Exercise aim -> Copy the data that follows exactly. Include no pictures.

Element data from apps and pages
┏━━

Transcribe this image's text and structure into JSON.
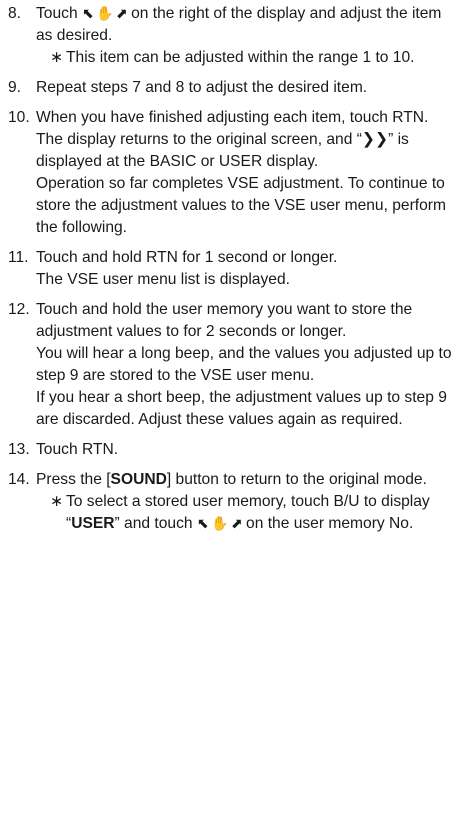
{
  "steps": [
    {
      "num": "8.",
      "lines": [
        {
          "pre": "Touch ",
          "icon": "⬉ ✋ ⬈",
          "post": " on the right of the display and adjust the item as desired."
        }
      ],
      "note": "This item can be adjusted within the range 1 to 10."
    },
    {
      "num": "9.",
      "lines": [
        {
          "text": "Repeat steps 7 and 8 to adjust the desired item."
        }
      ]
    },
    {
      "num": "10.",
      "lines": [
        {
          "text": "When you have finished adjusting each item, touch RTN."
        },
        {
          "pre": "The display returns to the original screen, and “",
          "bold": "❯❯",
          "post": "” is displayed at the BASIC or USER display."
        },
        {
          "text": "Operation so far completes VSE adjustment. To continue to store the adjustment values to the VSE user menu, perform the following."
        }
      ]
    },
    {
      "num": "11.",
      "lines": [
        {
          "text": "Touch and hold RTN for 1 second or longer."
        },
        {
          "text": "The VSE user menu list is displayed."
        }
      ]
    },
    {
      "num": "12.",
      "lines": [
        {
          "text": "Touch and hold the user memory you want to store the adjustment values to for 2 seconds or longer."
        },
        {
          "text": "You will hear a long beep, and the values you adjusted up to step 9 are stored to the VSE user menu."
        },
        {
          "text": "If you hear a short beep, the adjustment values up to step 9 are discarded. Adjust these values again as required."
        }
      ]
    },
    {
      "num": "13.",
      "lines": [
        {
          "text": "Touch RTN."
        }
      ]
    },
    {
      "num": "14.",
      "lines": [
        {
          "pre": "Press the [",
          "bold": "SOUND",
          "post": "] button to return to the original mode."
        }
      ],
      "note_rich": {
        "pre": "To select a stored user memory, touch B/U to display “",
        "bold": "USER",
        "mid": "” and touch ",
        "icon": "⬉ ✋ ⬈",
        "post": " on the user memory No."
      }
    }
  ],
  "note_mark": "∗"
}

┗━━

Answer space ->
Transcribe this image's text and structure into JSON.
{
  "steps": [
    {
      "num": "8.",
      "lines": [
        {
          "pre": "Touch ",
          "icon": "⬉ ✋ ⬈",
          "post": " on the right of the display and adjust the item as desired."
        }
      ],
      "note": "This item can be adjusted within the range 1 to 10."
    },
    {
      "num": "9.",
      "lines": [
        {
          "text": "Repeat steps 7 and 8 to adjust the desired item."
        }
      ]
    },
    {
      "num": "10.",
      "lines": [
        {
          "text": "When you have finished adjusting each item, touch RTN."
        },
        {
          "pre": "The display returns to the original screen, and “",
          "bold": "❯❯",
          "post": "” is displayed at the BASIC or USER display."
        },
        {
          "text": "Operation so far completes VSE adjustment. To continue to store the adjustment values to the VSE user menu, perform the following."
        }
      ]
    },
    {
      "num": "11.",
      "lines": [
        {
          "text": "Touch and hold RTN for 1 second or longer."
        },
        {
          "text": "The VSE user menu list is displayed."
        }
      ]
    },
    {
      "num": "12.",
      "lines": [
        {
          "text": "Touch and hold the user memory you want to store the adjustment values to for 2 seconds or longer."
        },
        {
          "text": "You will hear a long beep, and the values you adjusted up to step 9 are stored to the VSE user menu."
        },
        {
          "text": "If you hear a short beep, the adjustment values up to step 9 are discarded. Adjust these values again as required."
        }
      ]
    },
    {
      "num": "13.",
      "lines": [
        {
          "text": "Touch RTN."
        }
      ]
    },
    {
      "num": "14.",
      "lines": [
        {
          "pre": "Press the [",
          "bold": "SOUND",
          "post": "] button to return to the original mode."
        }
      ],
      "note_rich": {
        "pre": "To select a stored user memory, touch B/U to display “",
        "bold": "USER",
        "mid": "” and touch ",
        "icon": "⬉ ✋ ⬈",
        "post": " on the user memory No."
      }
    }
  ],
  "note_mark": "∗"
}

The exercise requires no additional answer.